agency orders calling for rate reductions, and in each case, hired a private
law firm to sue the state's Office of Insurance Regulation. He also noted
that Citizens received a $715 million "bailout" from the
Legislature this year and that it receives money from all Florida homeowners
through assessments on their insurance bills.
Crist said Citizens' lawsuits against the state are tantamount to "the
taxpayers paying to sue themselves," adding, "this is totally
For days now, Crist has been facing more pressure from his Democratic
challenger, U.S. Rep. Jim Davis, of Tampa, to make insurance a higher
priority. On Tuesday, Davis accused Crist of playing politics with the
"For the last four years, Charlie Crist as a member of the state
Cabinet has presided over Florida's property insurance crisis," Davis
said. "We need new leadership in Tallahassee that will keep the best
interests of Florida's homeowners and business owners at the top of the
agenda, whether there's an election coming up or not."
But Crist said his actions weren't politically motivated.
"It's just the right thing to do," he told reporters. "I've
got a duty to fight for the people of Florida. And here we have an
opportunity where the Cabinet can finally [get involved]. We're not potted
The operations manual that drew Crist's fire was drafted earlier this year
by state legislators. It describes broadly how the company is managed, how
it sets rates and its ethics policies.
Citizens was created by the state in 2002 as a safety net for homeowners
unable to purchase coverage from private insurers. It is now Florida's
largest insurer with more than 1.2 million policies, and it's the primary
insurer for most residents in South Florida.
Steve Parton, general counsel for the state's Office of Insurance
Regulation, said the Cabinet's action wouldn't change how the company
operates. Parton, however, called it "hopeful" that Citizens was
being required to hold public hearings on how it operates.
Crist wasn't specific Tuesday about his concerns about Citizens' customer
service. When asked by reporters, he said, "it's about their actually
paying people back when they file complaints. getting blue tarps off their
roofs ... It's pretty obvious."
Bush said Crist's concerns about Citizens are valid.
"There needs to be greater transparency and accountability for
Citizens," Bush said. "And that's what, I think, [Crist] is trying
Citizens' president, Bob Ricker, was present for part of the Cabinet
meeting, but he made no public comments and left as Crist made his remarks.
A spokesman for Citizens later said the company takes Crist's concerns
seriously and will make efforts to meet his expectations.
"We're far from perfect and we know it," said Citizens spokesman
Scott said consumer complaints about Citizens' performance is down after a
high in 2004. During the 2004 storm season, Citizens had 120,000 claims

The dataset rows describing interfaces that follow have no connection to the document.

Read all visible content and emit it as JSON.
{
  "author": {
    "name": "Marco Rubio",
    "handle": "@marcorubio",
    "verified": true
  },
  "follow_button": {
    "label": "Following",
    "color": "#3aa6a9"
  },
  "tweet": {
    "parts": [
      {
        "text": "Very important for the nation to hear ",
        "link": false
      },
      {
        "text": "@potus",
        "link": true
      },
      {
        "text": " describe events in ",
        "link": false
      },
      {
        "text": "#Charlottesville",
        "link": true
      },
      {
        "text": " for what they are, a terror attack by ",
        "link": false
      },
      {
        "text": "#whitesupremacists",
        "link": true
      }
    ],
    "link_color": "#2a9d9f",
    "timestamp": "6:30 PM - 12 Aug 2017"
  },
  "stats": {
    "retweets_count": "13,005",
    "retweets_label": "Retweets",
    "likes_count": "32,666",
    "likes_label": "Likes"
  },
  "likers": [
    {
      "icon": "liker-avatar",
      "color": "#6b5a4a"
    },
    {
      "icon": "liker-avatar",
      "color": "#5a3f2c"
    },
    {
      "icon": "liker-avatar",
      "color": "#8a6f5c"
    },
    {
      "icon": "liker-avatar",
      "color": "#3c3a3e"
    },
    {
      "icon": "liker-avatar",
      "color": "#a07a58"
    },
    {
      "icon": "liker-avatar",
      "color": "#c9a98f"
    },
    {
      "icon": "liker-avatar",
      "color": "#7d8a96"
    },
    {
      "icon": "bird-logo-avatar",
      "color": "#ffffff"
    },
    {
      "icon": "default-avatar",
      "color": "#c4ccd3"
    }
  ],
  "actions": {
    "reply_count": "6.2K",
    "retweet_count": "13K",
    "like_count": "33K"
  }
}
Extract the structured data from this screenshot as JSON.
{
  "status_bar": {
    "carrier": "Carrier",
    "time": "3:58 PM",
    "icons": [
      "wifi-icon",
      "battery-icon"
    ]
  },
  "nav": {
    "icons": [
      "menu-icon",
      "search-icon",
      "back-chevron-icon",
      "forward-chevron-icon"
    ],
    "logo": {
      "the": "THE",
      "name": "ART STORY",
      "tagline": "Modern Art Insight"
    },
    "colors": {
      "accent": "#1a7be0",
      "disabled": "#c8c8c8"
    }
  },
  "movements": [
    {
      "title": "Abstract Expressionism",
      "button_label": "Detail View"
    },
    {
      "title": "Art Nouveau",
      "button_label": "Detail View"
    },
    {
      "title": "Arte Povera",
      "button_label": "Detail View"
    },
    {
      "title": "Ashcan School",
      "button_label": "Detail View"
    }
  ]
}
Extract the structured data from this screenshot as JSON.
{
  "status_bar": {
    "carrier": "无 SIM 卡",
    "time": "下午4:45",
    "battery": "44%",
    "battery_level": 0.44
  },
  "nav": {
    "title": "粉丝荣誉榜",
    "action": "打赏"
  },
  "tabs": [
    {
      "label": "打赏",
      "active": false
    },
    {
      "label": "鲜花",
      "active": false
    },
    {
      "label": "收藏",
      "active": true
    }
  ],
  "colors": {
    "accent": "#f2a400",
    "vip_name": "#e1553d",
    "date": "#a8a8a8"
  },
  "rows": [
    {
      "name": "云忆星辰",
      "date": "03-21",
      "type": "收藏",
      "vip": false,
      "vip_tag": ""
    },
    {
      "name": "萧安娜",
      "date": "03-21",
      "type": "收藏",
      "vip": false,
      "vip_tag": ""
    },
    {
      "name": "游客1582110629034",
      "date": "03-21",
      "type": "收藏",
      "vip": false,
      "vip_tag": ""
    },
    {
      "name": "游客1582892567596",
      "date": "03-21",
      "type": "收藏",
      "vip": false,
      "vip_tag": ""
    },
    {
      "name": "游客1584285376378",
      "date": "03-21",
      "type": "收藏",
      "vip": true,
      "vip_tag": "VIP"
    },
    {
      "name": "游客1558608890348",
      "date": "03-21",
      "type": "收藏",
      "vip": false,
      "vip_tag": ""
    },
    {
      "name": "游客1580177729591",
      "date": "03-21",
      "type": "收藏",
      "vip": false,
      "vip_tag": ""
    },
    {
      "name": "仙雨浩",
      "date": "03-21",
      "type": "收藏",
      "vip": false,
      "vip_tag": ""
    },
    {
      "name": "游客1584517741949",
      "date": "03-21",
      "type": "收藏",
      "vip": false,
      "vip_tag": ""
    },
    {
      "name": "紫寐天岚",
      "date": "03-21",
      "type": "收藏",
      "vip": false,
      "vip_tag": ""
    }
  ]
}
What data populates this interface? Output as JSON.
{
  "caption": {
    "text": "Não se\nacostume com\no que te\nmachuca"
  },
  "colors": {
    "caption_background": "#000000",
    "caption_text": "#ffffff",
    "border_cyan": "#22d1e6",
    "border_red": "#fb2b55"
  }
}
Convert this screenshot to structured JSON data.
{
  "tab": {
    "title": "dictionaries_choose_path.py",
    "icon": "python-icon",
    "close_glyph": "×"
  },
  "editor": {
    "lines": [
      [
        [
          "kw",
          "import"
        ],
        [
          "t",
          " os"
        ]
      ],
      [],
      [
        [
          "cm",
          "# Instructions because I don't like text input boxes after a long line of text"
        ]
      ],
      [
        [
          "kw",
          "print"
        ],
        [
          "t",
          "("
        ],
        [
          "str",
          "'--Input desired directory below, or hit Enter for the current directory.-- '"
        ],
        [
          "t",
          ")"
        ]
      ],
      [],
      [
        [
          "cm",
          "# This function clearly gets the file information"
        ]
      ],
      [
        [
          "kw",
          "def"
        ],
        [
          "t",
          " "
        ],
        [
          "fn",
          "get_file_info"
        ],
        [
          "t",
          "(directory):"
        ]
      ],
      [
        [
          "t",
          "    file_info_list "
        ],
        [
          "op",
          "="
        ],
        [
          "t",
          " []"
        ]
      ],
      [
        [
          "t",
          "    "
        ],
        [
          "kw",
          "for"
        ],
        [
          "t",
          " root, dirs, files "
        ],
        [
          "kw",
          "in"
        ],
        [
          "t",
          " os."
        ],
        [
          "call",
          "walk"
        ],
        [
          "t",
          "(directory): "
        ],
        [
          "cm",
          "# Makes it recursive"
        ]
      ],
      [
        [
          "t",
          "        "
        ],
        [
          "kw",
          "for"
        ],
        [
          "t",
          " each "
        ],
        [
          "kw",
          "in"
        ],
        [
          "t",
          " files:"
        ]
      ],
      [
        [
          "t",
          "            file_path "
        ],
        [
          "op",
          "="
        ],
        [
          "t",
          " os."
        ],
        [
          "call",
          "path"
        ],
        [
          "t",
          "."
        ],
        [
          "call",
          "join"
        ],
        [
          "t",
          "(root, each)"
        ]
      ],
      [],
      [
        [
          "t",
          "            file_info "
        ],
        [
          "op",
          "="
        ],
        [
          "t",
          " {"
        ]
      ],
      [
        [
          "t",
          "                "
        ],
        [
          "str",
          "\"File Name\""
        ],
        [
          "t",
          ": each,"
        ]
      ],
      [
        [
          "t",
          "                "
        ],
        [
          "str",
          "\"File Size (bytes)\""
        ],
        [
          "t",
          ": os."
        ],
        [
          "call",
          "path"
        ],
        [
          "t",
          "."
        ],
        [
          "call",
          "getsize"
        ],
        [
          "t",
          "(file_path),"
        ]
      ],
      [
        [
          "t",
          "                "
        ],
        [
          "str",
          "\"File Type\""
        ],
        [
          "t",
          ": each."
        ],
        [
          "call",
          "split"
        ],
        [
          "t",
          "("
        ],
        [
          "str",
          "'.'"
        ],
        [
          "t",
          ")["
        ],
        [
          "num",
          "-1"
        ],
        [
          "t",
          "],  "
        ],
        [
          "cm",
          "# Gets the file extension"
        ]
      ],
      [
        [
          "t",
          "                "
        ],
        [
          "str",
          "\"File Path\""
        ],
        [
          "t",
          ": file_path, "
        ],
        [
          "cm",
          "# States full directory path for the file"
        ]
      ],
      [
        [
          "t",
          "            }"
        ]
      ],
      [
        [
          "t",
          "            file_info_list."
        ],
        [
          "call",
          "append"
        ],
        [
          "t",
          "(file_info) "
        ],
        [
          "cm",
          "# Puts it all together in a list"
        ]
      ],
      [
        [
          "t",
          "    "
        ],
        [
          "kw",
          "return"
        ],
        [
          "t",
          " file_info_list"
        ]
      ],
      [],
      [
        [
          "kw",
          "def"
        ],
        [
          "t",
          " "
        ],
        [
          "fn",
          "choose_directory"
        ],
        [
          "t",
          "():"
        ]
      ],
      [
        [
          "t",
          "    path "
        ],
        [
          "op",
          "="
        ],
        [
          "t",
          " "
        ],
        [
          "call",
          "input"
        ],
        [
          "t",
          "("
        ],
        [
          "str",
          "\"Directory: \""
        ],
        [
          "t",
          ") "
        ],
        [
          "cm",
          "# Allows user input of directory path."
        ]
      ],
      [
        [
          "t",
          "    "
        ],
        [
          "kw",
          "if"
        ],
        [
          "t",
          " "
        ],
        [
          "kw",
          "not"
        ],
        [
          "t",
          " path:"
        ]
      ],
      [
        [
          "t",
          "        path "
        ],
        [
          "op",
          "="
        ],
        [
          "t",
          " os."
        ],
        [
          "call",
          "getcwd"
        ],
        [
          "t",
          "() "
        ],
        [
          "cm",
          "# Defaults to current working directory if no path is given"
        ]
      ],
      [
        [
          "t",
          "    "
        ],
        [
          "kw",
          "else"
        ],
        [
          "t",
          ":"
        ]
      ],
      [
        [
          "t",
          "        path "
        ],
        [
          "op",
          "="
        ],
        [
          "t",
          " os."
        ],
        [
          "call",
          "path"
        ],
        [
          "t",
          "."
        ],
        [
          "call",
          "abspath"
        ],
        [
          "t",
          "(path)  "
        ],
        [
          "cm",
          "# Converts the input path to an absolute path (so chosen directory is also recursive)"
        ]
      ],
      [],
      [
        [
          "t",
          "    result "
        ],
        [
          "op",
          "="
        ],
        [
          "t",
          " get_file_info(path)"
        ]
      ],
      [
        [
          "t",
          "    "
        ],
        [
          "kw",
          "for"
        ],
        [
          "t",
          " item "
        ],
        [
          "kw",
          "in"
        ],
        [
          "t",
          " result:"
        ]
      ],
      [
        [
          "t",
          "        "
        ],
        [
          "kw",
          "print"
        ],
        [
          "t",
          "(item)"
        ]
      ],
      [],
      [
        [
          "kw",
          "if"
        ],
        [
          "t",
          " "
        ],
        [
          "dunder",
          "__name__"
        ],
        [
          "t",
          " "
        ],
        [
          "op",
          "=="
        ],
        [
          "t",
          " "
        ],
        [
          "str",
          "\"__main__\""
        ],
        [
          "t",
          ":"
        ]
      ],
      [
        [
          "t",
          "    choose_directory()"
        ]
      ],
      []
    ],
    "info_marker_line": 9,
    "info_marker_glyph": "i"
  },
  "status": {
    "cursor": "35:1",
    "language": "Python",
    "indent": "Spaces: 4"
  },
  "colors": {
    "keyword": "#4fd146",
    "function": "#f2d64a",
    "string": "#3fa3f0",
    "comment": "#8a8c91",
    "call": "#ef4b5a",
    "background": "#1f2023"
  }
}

filed and logged 9,831 complaints about its performance. In 2005, it had
165,000 claims and 1,216 customer complaints. Scott said the reduced number
of complaints is owed to the company's ability to hire additional staff in